## REQUIRED WORK
I would like the number of lines in the data that contain the word "content". Please give that number alone.

Source data
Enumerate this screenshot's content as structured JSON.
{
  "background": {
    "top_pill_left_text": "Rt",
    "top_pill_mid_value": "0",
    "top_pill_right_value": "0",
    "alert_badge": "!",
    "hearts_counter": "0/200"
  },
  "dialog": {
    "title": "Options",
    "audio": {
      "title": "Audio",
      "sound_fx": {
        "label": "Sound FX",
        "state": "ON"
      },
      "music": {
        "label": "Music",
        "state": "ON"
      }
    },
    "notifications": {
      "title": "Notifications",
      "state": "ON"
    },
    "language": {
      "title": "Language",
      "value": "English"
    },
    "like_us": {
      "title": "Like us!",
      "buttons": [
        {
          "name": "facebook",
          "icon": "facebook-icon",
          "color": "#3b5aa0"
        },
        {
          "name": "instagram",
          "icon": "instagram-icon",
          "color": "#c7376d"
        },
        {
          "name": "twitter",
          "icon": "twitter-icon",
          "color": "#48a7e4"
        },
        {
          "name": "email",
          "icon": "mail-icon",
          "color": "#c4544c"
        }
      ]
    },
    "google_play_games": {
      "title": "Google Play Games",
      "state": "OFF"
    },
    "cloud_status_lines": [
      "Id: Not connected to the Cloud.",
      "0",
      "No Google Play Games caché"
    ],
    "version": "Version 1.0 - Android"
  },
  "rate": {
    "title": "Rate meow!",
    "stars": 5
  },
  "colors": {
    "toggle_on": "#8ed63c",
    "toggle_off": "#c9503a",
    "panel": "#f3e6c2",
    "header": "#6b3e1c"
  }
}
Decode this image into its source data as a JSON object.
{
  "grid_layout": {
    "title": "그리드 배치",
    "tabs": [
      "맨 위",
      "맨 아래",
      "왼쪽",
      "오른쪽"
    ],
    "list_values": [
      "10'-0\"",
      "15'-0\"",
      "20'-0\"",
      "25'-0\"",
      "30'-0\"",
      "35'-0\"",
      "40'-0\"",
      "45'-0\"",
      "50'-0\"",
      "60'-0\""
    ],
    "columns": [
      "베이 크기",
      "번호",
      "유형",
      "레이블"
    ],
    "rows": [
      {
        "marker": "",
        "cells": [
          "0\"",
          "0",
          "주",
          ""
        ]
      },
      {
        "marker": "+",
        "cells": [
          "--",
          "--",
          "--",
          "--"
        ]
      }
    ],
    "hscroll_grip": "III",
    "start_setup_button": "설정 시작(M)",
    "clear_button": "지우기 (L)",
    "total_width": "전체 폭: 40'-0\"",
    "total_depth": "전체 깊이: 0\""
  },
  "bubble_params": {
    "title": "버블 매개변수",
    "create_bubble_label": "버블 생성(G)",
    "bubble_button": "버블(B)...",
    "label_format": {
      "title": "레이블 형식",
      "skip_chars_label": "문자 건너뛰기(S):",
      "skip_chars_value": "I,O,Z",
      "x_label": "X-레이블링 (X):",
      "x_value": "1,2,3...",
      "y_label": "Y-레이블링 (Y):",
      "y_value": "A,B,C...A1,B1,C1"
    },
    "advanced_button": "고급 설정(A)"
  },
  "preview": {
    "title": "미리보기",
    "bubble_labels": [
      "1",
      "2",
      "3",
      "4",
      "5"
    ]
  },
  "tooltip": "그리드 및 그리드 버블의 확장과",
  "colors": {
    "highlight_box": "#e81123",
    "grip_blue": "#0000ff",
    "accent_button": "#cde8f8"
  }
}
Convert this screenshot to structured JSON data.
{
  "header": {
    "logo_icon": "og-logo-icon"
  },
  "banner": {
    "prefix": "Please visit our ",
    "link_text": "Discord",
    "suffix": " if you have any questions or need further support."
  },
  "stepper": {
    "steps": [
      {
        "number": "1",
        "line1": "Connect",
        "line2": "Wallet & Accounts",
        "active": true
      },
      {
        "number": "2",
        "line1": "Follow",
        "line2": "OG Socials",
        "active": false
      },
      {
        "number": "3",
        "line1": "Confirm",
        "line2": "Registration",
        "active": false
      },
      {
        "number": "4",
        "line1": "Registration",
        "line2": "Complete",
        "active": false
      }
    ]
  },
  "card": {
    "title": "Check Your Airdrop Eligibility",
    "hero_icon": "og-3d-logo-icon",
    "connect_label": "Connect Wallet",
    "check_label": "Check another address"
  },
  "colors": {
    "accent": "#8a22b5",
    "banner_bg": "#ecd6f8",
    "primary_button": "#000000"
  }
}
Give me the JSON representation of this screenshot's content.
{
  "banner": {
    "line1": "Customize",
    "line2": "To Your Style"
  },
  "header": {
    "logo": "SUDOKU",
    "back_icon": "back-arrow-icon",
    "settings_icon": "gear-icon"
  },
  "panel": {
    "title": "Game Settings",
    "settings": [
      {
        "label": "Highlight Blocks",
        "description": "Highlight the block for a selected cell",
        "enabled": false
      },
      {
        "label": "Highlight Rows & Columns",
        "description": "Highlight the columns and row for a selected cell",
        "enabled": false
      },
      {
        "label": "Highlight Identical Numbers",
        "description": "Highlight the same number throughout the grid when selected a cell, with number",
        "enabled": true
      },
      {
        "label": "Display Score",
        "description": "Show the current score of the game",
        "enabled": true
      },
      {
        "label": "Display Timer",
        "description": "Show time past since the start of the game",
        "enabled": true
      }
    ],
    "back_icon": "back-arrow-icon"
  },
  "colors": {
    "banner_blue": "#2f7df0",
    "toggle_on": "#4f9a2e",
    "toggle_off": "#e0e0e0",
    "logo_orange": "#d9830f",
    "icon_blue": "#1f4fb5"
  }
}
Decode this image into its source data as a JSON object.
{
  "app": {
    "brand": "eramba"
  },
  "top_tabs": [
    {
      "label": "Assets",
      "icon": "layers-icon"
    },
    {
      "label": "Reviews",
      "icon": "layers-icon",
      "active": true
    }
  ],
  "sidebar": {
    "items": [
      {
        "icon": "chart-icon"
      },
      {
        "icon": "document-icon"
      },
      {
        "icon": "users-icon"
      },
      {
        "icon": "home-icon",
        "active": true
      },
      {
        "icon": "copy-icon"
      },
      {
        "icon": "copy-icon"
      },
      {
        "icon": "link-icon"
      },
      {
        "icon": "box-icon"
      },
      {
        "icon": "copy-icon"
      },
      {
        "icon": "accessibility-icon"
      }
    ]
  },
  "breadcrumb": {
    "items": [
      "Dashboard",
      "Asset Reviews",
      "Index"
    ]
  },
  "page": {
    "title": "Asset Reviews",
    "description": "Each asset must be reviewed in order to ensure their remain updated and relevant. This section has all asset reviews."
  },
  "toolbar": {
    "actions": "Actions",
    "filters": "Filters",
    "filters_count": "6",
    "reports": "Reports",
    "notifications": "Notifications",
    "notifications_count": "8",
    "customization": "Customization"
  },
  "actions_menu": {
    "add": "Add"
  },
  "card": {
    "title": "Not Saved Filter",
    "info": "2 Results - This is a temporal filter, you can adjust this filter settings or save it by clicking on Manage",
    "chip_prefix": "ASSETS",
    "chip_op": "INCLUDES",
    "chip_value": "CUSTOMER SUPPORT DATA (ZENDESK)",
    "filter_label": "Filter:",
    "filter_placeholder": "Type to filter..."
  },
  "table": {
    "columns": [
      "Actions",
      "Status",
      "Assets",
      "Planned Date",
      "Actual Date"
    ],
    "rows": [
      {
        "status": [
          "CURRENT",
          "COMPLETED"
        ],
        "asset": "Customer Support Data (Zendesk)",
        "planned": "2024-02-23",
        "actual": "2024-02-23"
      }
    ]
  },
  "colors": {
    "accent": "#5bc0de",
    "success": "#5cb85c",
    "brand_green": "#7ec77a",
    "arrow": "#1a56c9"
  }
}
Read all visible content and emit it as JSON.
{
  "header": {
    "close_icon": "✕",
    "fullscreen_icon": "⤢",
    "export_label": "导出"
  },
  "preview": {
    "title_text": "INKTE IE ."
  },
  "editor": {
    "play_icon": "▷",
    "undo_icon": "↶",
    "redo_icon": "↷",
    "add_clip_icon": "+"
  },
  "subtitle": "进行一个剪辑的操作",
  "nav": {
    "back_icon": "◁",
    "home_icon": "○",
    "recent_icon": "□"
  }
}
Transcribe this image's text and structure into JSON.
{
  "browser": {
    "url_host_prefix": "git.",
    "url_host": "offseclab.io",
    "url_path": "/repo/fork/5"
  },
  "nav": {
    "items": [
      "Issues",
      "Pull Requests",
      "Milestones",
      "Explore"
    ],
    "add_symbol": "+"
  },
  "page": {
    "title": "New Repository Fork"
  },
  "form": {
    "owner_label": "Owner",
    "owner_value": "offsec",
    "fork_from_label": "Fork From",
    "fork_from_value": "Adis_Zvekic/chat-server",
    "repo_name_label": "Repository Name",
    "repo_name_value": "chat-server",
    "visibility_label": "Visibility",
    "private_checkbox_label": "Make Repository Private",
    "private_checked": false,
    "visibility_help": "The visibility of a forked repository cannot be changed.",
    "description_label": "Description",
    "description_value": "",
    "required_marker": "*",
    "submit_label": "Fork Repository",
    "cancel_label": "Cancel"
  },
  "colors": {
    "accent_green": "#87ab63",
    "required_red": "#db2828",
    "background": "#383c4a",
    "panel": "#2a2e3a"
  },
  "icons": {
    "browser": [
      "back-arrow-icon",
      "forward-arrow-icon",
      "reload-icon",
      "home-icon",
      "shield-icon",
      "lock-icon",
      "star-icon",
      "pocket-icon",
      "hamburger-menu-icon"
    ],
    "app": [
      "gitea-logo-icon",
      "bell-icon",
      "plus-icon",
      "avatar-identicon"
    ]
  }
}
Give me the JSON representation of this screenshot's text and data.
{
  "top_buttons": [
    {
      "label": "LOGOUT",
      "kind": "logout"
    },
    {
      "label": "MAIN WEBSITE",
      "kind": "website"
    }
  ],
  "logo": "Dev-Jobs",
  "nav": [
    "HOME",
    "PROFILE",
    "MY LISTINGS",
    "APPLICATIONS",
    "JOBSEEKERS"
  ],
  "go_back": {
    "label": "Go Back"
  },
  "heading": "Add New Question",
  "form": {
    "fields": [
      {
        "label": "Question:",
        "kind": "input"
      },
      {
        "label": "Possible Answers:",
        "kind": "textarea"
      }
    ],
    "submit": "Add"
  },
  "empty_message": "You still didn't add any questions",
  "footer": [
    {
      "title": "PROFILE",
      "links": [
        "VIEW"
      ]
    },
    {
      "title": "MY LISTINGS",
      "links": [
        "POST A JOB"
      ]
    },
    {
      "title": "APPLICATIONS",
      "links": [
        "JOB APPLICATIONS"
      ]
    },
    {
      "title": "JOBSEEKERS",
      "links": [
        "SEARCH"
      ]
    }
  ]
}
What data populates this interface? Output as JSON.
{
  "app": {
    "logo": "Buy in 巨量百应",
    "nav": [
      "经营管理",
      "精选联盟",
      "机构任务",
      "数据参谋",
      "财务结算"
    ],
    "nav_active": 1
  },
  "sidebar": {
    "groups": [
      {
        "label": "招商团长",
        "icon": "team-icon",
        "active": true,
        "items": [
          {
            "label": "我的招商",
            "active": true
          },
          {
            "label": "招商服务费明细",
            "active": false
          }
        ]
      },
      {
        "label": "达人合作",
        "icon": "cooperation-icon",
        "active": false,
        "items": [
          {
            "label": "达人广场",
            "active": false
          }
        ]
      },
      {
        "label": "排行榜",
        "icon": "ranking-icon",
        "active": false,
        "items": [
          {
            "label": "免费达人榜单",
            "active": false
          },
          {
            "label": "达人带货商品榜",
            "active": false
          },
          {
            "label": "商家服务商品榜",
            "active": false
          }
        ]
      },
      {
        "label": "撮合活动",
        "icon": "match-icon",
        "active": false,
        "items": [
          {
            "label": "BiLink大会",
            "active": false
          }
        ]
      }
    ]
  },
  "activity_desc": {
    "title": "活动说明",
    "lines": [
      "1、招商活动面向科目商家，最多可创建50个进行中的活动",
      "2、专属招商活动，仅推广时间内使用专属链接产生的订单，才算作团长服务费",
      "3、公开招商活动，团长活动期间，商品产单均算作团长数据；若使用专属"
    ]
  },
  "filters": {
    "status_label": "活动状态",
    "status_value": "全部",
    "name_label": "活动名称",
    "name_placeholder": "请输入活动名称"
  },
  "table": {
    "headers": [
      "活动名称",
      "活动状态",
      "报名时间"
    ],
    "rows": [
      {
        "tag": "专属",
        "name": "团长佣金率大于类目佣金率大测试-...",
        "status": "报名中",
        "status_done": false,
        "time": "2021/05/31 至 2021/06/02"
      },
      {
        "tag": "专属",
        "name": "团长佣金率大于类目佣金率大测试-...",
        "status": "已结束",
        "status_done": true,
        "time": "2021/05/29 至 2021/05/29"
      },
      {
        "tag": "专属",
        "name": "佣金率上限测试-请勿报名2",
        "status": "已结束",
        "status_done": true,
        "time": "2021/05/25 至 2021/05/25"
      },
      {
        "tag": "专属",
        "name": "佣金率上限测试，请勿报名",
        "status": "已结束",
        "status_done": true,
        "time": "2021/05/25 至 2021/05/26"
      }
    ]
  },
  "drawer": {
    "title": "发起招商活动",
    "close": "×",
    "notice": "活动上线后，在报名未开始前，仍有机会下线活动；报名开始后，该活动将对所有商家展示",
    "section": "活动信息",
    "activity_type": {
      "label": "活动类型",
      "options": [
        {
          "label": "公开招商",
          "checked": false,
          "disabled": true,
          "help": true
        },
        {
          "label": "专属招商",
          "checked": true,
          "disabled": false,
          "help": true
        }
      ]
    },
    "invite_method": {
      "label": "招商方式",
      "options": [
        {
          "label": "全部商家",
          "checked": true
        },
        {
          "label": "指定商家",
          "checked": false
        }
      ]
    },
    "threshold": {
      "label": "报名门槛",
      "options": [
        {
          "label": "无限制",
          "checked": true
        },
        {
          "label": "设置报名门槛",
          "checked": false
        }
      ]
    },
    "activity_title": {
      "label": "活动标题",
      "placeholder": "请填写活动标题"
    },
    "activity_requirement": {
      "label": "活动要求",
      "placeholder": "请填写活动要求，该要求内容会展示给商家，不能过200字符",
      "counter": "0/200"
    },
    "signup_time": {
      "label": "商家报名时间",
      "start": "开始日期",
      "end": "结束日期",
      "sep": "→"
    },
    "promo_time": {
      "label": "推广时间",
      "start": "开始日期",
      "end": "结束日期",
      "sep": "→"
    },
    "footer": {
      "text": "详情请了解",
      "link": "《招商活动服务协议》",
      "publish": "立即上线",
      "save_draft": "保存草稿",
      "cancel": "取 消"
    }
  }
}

## PROBLEM SOLUTION
3